Supreme Court Facade with Parkland and Blossoming Trees, adapted from image at supremecourt.govThe Kavanaugh nomination drew controversy on multiple counts. Some proponents of decriminalized abortion suggested that Kavanaugh might become the deciding vote on the Court to scale back or reverse past decisions blocking prosecutions for abortion, while others suggested the Kavanaugh would actually uphold abortion.



The author of this article repeatedly raised concerns about Kavanaugh’s association with outgoing Justice Anthony Kennedy, and Kavanaugh’s ongoing publicly professed admiration for Kennedy.

Kennedy is one of the main architects of judicially spawned abortion in the United States, as well as a major architect of judicially fostered homosexual jurisprudence. Kennedy was the deciding vote and co-author of the Planned Parenthood of Pennsylvania v. Casey decision in 1992 that carried forward decriminalized abortion when it essentially upheld but modified Roe v. Wade. Kavanaugh clerked for Kennedy within a year or so of that decision.

Kennedy would later vote, and co-author, Supreme Court jurisprudence promoting the idea of sodomy, homosexuality and homosexual “marriage” as Constitutional rights.

Kavanaugh updated and reaffirmed his association with Kennedy during Kavanaugh’s nomination process by declaring Kennedy to be a champion of liberty, leaving a legacy of liberty. As pointed out by the author, that position defies the notion that the first liberty is the right of the innocent not to be deprived of life, as well as the concept that a government’s legitimacy is grounded up its defense of human life, one of the tenets of other basic principles such as justice and peaceful social order.

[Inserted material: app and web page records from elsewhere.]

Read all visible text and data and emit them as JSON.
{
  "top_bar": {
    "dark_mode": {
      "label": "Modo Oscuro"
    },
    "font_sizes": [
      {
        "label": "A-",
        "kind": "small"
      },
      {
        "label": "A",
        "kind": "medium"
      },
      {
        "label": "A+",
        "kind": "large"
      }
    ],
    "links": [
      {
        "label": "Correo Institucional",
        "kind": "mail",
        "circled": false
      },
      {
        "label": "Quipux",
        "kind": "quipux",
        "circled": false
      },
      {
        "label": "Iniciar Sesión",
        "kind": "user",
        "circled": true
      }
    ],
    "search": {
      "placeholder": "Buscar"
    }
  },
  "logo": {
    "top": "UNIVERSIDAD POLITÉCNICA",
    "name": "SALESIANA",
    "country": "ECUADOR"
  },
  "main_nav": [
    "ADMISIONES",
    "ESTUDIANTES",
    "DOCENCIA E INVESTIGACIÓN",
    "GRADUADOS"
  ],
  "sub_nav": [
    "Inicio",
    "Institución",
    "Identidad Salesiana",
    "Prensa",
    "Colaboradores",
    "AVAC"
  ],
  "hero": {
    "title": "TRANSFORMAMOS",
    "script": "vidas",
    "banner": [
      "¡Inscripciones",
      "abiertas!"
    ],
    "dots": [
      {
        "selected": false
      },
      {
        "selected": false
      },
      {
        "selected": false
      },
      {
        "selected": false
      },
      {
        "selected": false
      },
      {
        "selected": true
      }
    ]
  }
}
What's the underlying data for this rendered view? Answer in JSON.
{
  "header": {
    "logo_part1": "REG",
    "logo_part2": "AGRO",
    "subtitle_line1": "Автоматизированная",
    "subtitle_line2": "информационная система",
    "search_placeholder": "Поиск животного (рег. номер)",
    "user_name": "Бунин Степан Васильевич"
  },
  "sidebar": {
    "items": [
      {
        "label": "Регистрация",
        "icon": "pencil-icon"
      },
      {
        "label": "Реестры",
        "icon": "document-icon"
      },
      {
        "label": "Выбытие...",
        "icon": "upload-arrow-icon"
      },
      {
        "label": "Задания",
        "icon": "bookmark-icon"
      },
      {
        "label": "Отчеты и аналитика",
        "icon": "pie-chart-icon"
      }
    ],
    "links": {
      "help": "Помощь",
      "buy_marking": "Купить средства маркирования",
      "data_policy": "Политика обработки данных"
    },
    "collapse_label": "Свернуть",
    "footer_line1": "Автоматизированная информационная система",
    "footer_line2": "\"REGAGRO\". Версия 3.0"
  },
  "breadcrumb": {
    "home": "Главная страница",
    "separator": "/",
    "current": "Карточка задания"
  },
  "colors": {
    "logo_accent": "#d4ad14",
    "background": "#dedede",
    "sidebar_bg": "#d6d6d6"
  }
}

Meanwhile, however excruciating or involved the confirmation and investigative process might have become, there appeared to be no definitive resolution of questions raised about past alcohol-related criminal sexual wrongdoing by Kavanaugh, alleged by psychology professor Dr. Christine Blasey Ford, or other issues raised by Ford or others. One might wonder why, and how, a process that became so intrusive and so involved did not manage to get to the bottom of what actually did, or did not, happen.

In the past, a scholar of evidence raised the point that, regardless of a generalized American concept of “innocent until proven guilty,” in law, itself, there are different standards of proof for different frameworks and different purposes. For example, a criminal proceeding aimed at depriving life or liberty requires proof beyond a reasonable doubt, while a civil proceeding considering financial compensation only requires proof by a preponderance of the evidence. Even within a civil proceeding, there are different levels of proof for such steps as summary judgment, dismissal, the awarding of legal fees against a frivolous claim, and so forth.

In the case of a confirmation hearing, the issue is not whether to deprive the nominee of life or liberty, or of extracting money damages. The issue is whether to abstain from providing a position of great power. So, even though the subject matter relates to allegations of criminality and allegations of tortious misconduct, the standard of proof, and the willingness to remain neutral by not moving forward with confirmation, presumably could be different than the standards of proof for a criminal trial or civil proceeding.